Stored entries:
-------
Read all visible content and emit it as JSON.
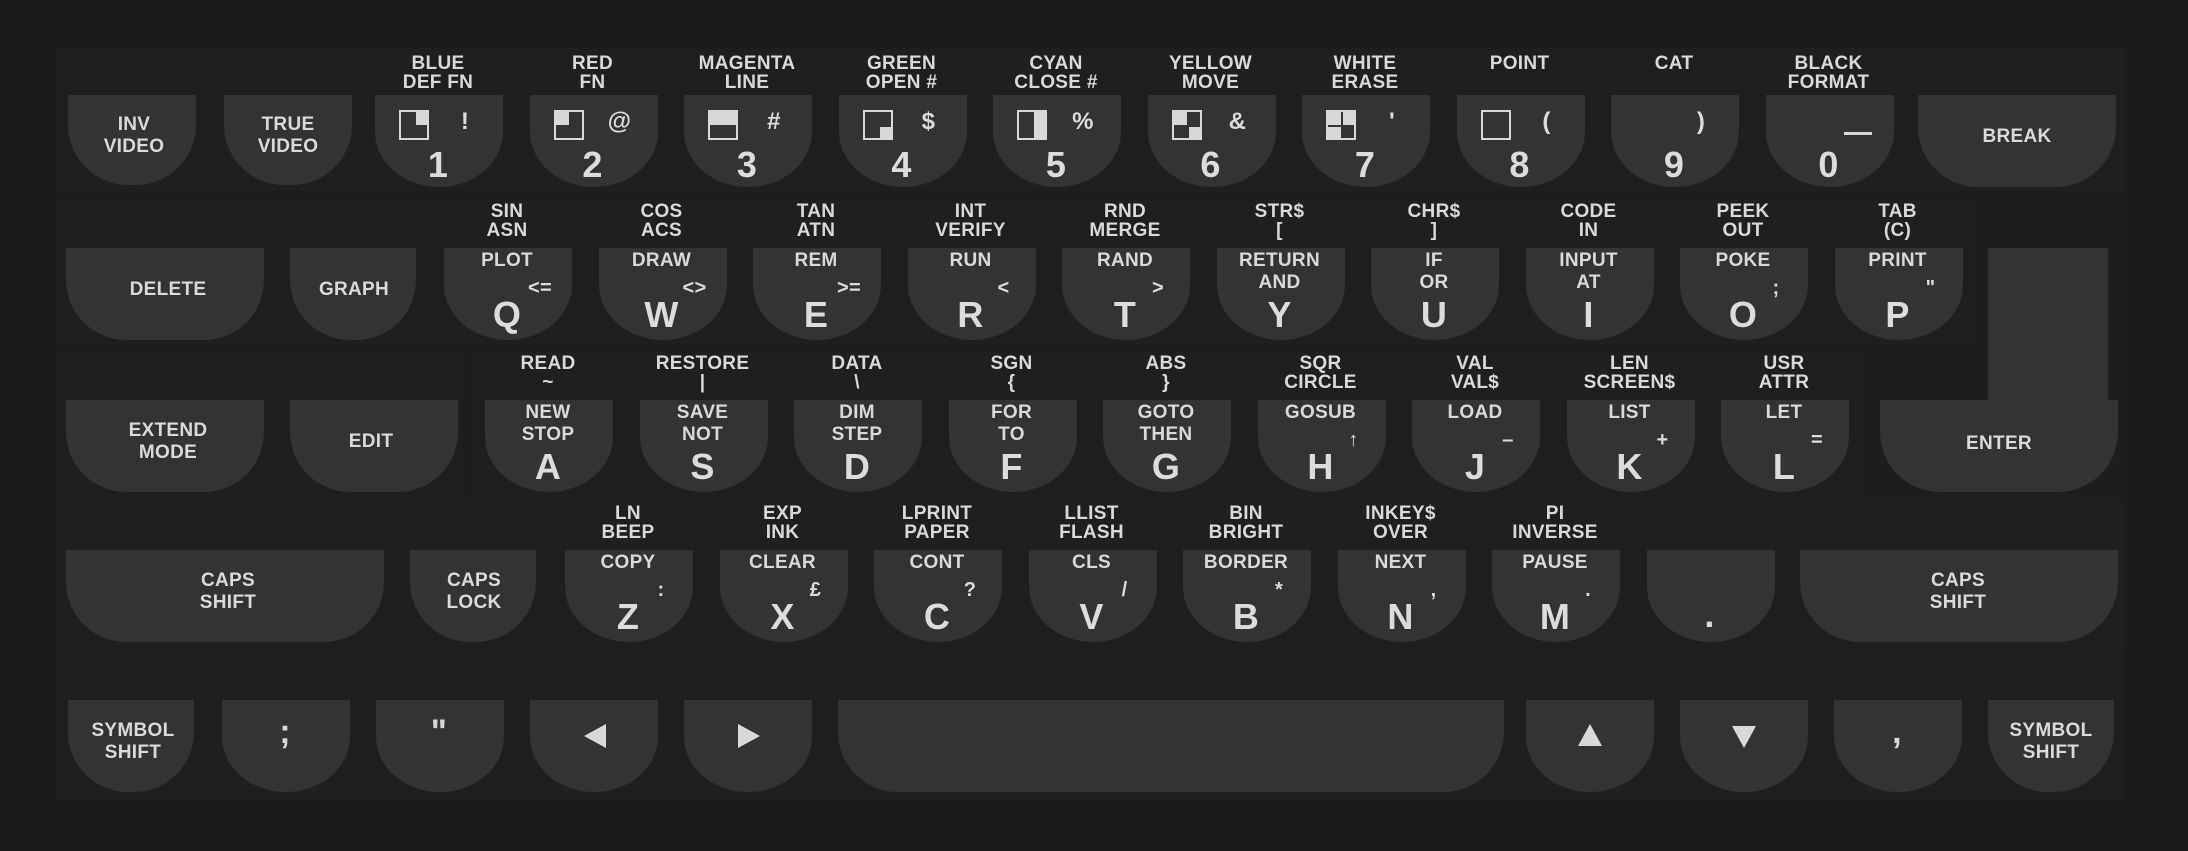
{
  "row1": {
    "inv_video": [
      "INV",
      "VIDEO"
    ],
    "true_video": [
      "TRUE",
      "VIDEO"
    ],
    "keys": [
      {
        "above": [
          "BLUE",
          "DEF FN"
        ],
        "symbol": "!",
        "digit": "1"
      },
      {
        "above": [
          "RED",
          "FN"
        ],
        "symbol": "@",
        "digit": "2"
      },
      {
        "above": [
          "MAGENTA",
          "LINE"
        ],
        "symbol": "#",
        "digit": "3"
      },
      {
        "above": [
          "GREEN",
          "OPEN #"
        ],
        "symbol": "$",
        "digit": "4"
      },
      {
        "above": [
          "CYAN",
          "CLOSE #"
        ],
        "symbol": "%",
        "digit": "5"
      },
      {
        "above": [
          "YELLOW",
          "MOVE"
        ],
        "symbol": "&",
        "digit": "6"
      },
      {
        "above": [
          "WHITE",
          "ERASE"
        ],
        "symbol": "'",
        "digit": "7"
      },
      {
        "above": [
          "POINT",
          ""
        ],
        "symbol": "(",
        "digit": "8"
      },
      {
        "above": [
          "CAT",
          ""
        ],
        "symbol": ")",
        "digit": "9"
      },
      {
        "above": [
          "BLACK",
          "FORMAT"
        ],
        "symbol": "__",
        "digit": "0"
      }
    ],
    "break": "BREAK"
  },
  "row2": {
    "delete": "DELETE",
    "graph": "GRAPH",
    "keys": [
      {
        "above": [
          "SIN",
          "ASN"
        ],
        "keyword": [
          "PLOT",
          ""
        ],
        "symbol": "<=",
        "letter": "Q"
      },
      {
        "above": [
          "COS",
          "ACS"
        ],
        "keyword": [
          "DRAW",
          ""
        ],
        "symbol": "<>",
        "letter": "W"
      },
      {
        "above": [
          "TAN",
          "ATN"
        ],
        "keyword": [
          "REM",
          ""
        ],
        "symbol": ">=",
        "letter": "E"
      },
      {
        "above": [
          "INT",
          "VERIFY"
        ],
        "keyword": [
          "RUN",
          ""
        ],
        "symbol": "<",
        "letter": "R"
      },
      {
        "above": [
          "RND",
          "MERGE"
        ],
        "keyword": [
          "RAND",
          ""
        ],
        "symbol": ">",
        "letter": "T"
      },
      {
        "above": [
          "STR$",
          "["
        ],
        "keyword": [
          "RETURN",
          "AND"
        ],
        "symbol": "",
        "letter": "Y"
      },
      {
        "above": [
          "CHR$",
          "]"
        ],
        "keyword": [
          "IF",
          "OR"
        ],
        "symbol": "",
        "letter": "U"
      },
      {
        "above": [
          "CODE",
          "IN"
        ],
        "keyword": [
          "INPUT",
          "AT"
        ],
        "symbol": "",
        "letter": "I"
      },
      {
        "above": [
          "PEEK",
          "OUT"
        ],
        "keyword": [
          "POKE",
          ""
        ],
        "symbol": ";",
        "letter": "O"
      },
      {
        "above": [
          "TAB",
          "(C)"
        ],
        "keyword": [
          "PRINT",
          ""
        ],
        "symbol": "\"",
        "letter": "P"
      }
    ]
  },
  "row3": {
    "extend_mode": [
      "EXTEND",
      "MODE"
    ],
    "edit": "EDIT",
    "keys": [
      {
        "above": [
          "READ",
          "~"
        ],
        "keyword": [
          "NEW",
          "STOP"
        ],
        "symbol": "",
        "letter": "A"
      },
      {
        "above": [
          "RESTORE",
          "|"
        ],
        "keyword": [
          "SAVE",
          "NOT"
        ],
        "symbol": "",
        "letter": "S"
      },
      {
        "above": [
          "DATA",
          "\\"
        ],
        "keyword": [
          "DIM",
          "STEP"
        ],
        "symbol": "",
        "letter": "D"
      },
      {
        "above": [
          "SGN",
          "{"
        ],
        "keyword": [
          "FOR",
          "TO"
        ],
        "symbol": "",
        "letter": "F"
      },
      {
        "above": [
          "ABS",
          "}"
        ],
        "keyword": [
          "GOTO",
          "THEN"
        ],
        "symbol": "",
        "letter": "G"
      },
      {
        "above": [
          "SQR",
          "CIRCLE"
        ],
        "keyword": [
          "GOSUB",
          ""
        ],
        "symbol": "↑",
        "letter": "H"
      },
      {
        "above": [
          "VAL",
          "VAL$"
        ],
        "keyword": [
          "LOAD",
          ""
        ],
        "symbol": "–",
        "letter": "J"
      },
      {
        "above": [
          "LEN",
          "SCREEN$"
        ],
        "keyword": [
          "LIST",
          ""
        ],
        "symbol": "+",
        "letter": "K"
      },
      {
        "above": [
          "USR",
          "ATTR"
        ],
        "keyword": [
          "LET",
          ""
        ],
        "symbol": "=",
        "letter": "L"
      }
    ],
    "enter": "ENTER"
  },
  "row4": {
    "caps_shift_left": [
      "CAPS",
      "SHIFT"
    ],
    "caps_lock": [
      "CAPS",
      "LOCK"
    ],
    "keys": [
      {
        "above": [
          "LN",
          "BEEP"
        ],
        "keyword": [
          "COPY",
          ""
        ],
        "symbol": ":",
        "letter": "Z"
      },
      {
        "above": [
          "EXP",
          "INK"
        ],
        "keyword": [
          "CLEAR",
          ""
        ],
        "symbol": "£",
        "letter": "X"
      },
      {
        "above": [
          "LPRINT",
          "PAPER"
        ],
        "keyword": [
          "CONT",
          ""
        ],
        "symbol": "?",
        "letter": "C"
      },
      {
        "above": [
          "LLIST",
          "FLASH"
        ],
        "keyword": [
          "CLS",
          ""
        ],
        "symbol": "/",
        "letter": "V"
      },
      {
        "above": [
          "BIN",
          "BRIGHT"
        ],
        "keyword": [
          "BORDER",
          ""
        ],
        "symbol": "*",
        "letter": "B"
      },
      {
        "above": [
          "INKEY$",
          "OVER"
        ],
        "keyword": [
          "NEXT",
          ""
        ],
        "symbol": ",",
        "letter": "N"
      },
      {
        "above": [
          "PI",
          "INVERSE"
        ],
        "keyword": [
          "PAUSE",
          ""
        ],
        "symbol": ".",
        "letter": "M"
      }
    ],
    "dot": ".",
    "caps_shift_right": [
      "CAPS",
      "SHIFT"
    ]
  },
  "row5": {
    "symbol_shift_left": [
      "SYMBOL",
      "SHIFT"
    ],
    "semicolon": ";",
    "quote": "\"",
    "left_arrow_icon": "triangle-left",
    "right_arrow_icon": "triangle-right",
    "space_label": "",
    "up_arrow_icon": "triangle-up",
    "down_arrow_icon": "triangle-down",
    "comma": ",",
    "symbol_shift_right": [
      "SYMBOL",
      "SHIFT"
    ]
  },
  "colors": {
    "background": "#1b1b1b",
    "key": "#333333",
    "text": "#d6d6d6"
  }
}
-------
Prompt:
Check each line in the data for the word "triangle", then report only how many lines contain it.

Result for this task:
4